EXERCISE GOAL> I need the lines from the one containing "Decode this image" through the last line of the entries retyped exactly, with no pictures among them.

--- START ---

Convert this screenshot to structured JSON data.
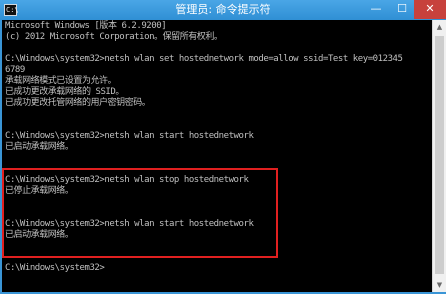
{
  "window": {
    "icon_text": "C:\\",
    "title": "管理员: 命令提示符",
    "minimize_glyph": "—",
    "maximize_glyph": "☐",
    "close_glyph": "✕"
  },
  "console": {
    "lines": [
      "Microsoft Windows [版本 6.2.9200]",
      "(c) 2012 Microsoft Corporation。保留所有权利。",
      "",
      "C:\\Windows\\system32>netsh wlan set hostednetwork mode=allow ssid=Test key=012345",
      "6789",
      "承载网络模式已设置为允许。",
      "已成功更改承载网络的 SSID。",
      "已成功更改托管网络的用户密钥密码。",
      "",
      "",
      "C:\\Windows\\system32>netsh wlan start hostednetwork",
      "已启动承载网络。",
      "",
      "",
      "C:\\Windows\\system32>netsh wlan stop hostednetwork",
      "已停止承载网络。",
      "",
      "",
      "C:\\Windows\\system32>netsh wlan start hostednetwork",
      "已启动承载网络。",
      "",
      "",
      "C:\\Windows\\system32>"
    ]
  },
  "scrollbar": {
    "up_glyph": "▲",
    "down_glyph": "▼"
  },
  "colors": {
    "console_bg": "#000000",
    "console_text": "#c0c0c0",
    "titlebar": "#3a95d6",
    "highlight_border": "#e02020",
    "close_button": "#c7413c"
  }
}
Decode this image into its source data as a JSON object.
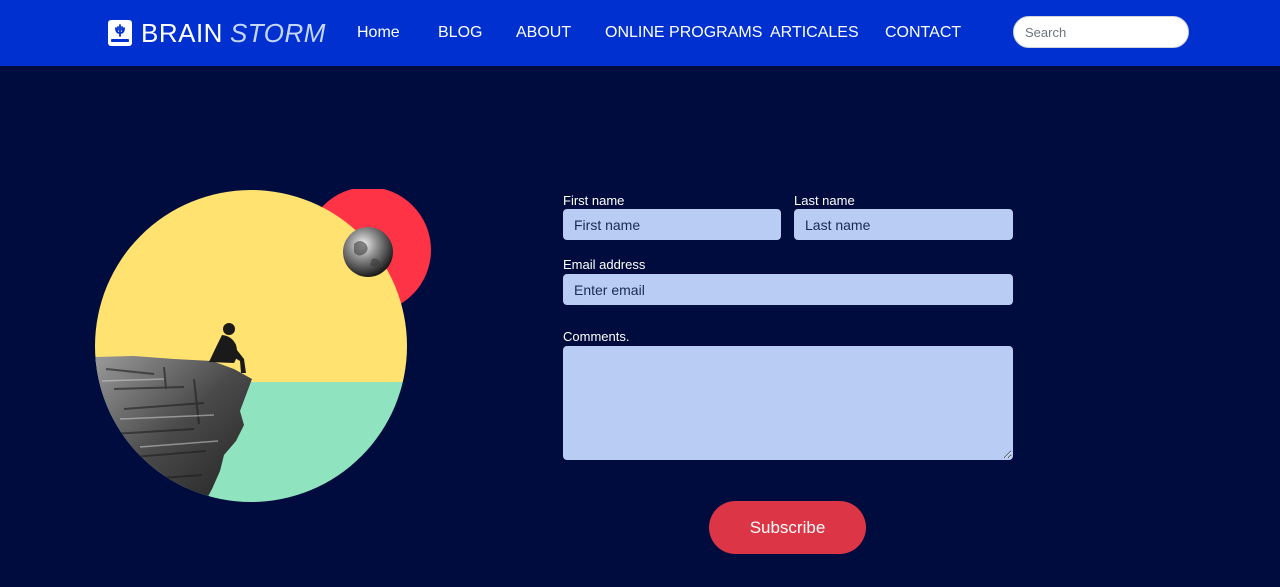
{
  "brand": {
    "part1": "BRAIN",
    "part2": "STORM"
  },
  "nav": {
    "items": [
      "Home",
      "BLOG",
      "ABOUT",
      "ONLINE PROGRAMS",
      "ARTICALES",
      "CONTACT"
    ],
    "search_placeholder": "Search"
  },
  "form": {
    "first_name": {
      "label": "First name",
      "placeholder": "First name"
    },
    "last_name": {
      "label": "Last name",
      "placeholder": "Last name"
    },
    "email": {
      "label": "Email address",
      "placeholder": "Enter email"
    },
    "comments": {
      "label": "Comments."
    },
    "submit_label": "Subscribe"
  },
  "colors": {
    "navbar": "#0130d0",
    "background": "#000c3d",
    "field": "#b9ccf4",
    "button": "#dc3545",
    "sun": "#ff3346",
    "sky": "#ffe26f",
    "sea": "#8fe3bf"
  }
}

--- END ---

RESULT BELOW>
Decode this image into its source data as a JSON object.
{
  "brand": {
    "part1": "BRAIN",
    "part2": "STORM"
  },
  "nav": {
    "items": [
      "Home",
      "BLOG",
      "ABOUT",
      "ONLINE PROGRAMS",
      "ARTICALES",
      "CONTACT"
    ],
    "search_placeholder": "Search"
  },
  "form": {
    "first_name": {
      "label": "First name",
      "placeholder": "First name"
    },
    "last_name": {
      "label": "Last name",
      "placeholder": "Last name"
    },
    "email": {
      "label": "Email address",
      "placeholder": "Enter email"
    },
    "comments": {
      "label": "Comments."
    },
    "submit_label": "Subscribe"
  },
  "colors": {
    "navbar": "#0130d0",
    "background": "#000c3d",
    "field": "#b9ccf4",
    "button": "#dc3545",
    "sun": "#ff3346",
    "sky": "#ffe26f",
    "sea": "#8fe3bf"
  }
}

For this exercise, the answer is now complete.